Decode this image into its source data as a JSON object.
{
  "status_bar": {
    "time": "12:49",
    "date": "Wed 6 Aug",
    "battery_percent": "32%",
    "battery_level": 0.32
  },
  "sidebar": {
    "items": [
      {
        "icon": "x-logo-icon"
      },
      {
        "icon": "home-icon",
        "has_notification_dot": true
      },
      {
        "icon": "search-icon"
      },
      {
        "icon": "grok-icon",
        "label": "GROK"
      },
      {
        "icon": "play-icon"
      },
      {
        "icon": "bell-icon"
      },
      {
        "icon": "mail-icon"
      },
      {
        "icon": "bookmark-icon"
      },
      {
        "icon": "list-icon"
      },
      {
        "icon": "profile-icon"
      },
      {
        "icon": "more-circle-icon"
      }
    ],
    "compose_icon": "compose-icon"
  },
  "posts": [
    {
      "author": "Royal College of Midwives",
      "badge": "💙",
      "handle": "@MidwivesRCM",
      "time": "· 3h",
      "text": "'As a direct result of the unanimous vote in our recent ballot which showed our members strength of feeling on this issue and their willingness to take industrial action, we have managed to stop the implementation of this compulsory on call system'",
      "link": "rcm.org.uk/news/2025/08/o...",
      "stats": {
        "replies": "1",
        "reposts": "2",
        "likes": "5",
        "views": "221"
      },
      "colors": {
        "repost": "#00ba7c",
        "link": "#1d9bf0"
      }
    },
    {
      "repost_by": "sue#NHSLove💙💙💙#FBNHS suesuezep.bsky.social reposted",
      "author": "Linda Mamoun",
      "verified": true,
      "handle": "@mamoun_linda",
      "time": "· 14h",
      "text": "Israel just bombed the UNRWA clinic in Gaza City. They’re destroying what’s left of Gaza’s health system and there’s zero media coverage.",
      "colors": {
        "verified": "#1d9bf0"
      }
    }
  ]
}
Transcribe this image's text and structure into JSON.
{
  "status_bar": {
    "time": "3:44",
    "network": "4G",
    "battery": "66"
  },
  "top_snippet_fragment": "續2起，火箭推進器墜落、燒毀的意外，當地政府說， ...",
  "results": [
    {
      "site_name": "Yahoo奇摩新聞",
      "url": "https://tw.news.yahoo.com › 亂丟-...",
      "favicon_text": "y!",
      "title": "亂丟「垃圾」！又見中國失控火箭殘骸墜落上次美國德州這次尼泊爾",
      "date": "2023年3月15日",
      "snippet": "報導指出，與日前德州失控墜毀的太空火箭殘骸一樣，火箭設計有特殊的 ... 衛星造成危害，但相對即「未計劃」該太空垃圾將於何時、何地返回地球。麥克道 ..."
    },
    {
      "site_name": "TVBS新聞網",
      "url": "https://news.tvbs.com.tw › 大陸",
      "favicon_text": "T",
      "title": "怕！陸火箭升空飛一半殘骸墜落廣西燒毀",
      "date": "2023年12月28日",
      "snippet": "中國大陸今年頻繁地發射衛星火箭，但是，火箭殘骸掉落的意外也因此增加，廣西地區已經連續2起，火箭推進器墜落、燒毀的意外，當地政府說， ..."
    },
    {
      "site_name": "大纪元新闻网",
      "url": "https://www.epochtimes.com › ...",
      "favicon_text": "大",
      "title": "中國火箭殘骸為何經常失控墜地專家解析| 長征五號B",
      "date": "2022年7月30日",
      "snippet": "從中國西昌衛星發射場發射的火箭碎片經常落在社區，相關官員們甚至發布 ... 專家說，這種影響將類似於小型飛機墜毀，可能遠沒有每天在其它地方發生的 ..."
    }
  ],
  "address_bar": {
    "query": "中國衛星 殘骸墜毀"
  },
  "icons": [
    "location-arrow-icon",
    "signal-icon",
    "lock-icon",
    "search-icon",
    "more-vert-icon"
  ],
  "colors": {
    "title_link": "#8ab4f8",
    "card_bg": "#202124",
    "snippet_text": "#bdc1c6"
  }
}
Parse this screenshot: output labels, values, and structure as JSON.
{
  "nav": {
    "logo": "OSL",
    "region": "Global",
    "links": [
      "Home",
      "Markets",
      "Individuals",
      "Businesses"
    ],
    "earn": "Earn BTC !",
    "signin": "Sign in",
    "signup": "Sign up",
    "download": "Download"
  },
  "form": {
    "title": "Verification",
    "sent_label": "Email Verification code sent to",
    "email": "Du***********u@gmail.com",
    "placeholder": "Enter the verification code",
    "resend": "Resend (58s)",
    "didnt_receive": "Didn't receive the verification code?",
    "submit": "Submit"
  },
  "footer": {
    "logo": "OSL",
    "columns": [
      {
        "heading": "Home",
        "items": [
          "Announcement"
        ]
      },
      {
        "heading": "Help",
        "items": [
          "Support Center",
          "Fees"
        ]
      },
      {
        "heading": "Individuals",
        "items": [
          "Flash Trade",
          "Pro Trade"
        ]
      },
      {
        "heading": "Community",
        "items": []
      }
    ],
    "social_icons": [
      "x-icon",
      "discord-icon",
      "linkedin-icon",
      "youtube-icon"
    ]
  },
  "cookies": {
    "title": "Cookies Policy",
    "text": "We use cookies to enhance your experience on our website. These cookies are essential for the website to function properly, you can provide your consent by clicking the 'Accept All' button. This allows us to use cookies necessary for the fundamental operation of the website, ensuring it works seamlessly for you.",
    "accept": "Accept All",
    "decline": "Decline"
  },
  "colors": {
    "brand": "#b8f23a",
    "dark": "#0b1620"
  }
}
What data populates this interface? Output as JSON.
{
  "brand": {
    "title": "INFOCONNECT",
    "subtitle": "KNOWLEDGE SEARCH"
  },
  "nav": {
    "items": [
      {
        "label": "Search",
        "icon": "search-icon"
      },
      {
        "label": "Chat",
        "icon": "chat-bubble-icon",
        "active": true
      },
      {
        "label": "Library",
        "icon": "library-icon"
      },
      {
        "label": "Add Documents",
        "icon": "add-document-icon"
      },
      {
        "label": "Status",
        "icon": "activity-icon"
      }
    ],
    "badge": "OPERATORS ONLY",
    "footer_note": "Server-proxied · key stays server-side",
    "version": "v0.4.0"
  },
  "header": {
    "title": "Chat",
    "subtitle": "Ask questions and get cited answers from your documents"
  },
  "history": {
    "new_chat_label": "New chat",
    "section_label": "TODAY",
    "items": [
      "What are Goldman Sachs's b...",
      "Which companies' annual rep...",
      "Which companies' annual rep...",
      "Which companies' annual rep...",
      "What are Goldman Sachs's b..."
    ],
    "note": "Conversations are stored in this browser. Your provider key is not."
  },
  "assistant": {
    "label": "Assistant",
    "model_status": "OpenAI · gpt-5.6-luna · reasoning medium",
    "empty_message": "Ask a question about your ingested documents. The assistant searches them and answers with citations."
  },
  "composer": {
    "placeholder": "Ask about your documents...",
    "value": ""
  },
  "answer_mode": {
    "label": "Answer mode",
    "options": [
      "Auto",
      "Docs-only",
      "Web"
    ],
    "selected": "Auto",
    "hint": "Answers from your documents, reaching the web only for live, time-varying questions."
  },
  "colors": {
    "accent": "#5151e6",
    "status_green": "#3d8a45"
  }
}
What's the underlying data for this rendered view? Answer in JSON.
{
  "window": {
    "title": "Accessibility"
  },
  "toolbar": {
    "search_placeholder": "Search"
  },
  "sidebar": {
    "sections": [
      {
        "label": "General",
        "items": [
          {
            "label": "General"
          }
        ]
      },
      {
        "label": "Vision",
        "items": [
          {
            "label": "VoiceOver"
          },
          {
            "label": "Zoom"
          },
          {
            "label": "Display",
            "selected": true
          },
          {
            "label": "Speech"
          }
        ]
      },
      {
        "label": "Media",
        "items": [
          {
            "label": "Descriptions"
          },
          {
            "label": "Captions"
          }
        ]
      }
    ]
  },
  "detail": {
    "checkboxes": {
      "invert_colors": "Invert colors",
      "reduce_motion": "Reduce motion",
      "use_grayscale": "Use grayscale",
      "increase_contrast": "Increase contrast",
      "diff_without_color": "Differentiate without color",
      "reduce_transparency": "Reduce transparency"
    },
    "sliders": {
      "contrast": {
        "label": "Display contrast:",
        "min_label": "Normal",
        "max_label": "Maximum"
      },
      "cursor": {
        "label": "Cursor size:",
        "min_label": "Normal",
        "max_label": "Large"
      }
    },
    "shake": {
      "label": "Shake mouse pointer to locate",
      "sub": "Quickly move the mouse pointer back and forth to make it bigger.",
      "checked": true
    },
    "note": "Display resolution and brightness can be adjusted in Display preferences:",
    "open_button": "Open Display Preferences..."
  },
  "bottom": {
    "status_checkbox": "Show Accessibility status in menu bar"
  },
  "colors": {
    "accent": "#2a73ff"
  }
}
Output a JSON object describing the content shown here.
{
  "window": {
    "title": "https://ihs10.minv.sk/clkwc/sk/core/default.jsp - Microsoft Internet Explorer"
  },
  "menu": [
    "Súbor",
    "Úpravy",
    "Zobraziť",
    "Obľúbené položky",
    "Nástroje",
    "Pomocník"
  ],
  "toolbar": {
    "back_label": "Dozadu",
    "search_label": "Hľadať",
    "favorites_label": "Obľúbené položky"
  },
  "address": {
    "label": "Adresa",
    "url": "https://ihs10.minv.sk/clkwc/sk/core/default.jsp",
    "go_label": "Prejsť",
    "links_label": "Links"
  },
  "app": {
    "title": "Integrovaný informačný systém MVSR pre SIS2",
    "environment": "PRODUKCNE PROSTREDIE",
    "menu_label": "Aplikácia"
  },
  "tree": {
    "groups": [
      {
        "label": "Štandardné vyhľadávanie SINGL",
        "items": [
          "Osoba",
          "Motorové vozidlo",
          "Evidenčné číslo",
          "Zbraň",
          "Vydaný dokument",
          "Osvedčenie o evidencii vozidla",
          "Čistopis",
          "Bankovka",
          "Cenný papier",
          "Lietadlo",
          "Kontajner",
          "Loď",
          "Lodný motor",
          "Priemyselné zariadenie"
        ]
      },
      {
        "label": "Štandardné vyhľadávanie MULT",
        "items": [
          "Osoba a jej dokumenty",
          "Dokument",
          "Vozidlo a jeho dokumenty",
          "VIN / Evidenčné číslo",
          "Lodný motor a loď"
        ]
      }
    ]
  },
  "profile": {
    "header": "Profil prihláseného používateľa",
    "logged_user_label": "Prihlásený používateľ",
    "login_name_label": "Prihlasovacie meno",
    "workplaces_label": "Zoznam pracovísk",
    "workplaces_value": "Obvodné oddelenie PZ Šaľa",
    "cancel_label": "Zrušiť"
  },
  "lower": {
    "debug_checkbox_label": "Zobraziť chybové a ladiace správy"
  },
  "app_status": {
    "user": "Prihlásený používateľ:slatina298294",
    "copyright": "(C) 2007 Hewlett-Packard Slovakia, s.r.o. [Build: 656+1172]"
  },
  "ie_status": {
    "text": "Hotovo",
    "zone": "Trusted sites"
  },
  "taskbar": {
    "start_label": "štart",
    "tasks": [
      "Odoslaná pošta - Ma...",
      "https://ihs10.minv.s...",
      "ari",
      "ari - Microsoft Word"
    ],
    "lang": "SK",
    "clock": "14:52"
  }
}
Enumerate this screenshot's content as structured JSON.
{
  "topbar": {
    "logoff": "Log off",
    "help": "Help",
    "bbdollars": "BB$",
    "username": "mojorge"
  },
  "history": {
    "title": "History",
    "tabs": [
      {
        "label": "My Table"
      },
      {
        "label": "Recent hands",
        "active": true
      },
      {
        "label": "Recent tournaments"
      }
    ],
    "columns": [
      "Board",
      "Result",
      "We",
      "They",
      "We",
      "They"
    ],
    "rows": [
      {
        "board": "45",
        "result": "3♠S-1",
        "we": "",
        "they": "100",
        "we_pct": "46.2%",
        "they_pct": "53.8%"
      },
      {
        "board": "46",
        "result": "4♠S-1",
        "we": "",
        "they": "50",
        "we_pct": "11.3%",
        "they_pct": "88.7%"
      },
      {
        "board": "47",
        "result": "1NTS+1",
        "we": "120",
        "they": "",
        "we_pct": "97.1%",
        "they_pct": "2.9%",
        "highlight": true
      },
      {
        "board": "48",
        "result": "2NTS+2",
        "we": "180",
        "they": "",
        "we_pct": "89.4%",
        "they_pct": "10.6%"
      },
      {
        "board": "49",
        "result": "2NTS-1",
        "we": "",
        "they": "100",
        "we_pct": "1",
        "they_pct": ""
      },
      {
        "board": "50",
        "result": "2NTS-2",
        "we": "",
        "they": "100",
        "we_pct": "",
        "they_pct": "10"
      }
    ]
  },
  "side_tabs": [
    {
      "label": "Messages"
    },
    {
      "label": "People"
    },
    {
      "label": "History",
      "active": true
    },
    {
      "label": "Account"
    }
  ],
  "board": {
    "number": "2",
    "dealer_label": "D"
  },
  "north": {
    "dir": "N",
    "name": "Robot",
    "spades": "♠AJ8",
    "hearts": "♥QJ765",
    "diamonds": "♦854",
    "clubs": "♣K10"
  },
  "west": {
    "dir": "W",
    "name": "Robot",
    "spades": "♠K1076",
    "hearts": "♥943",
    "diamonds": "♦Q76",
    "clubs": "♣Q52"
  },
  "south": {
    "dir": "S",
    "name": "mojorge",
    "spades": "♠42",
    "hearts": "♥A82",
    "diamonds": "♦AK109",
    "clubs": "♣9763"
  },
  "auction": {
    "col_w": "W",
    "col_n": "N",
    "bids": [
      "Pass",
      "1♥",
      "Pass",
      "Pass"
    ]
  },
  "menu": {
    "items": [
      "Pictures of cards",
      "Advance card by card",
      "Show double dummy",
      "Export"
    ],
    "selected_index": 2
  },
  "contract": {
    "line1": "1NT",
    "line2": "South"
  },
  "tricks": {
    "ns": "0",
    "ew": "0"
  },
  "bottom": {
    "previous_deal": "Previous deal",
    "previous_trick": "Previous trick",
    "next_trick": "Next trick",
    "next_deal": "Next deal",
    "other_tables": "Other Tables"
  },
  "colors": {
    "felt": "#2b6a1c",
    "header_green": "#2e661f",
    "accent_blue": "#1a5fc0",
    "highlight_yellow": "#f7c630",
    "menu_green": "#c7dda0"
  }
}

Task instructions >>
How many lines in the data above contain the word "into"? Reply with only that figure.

Problem solution >>
2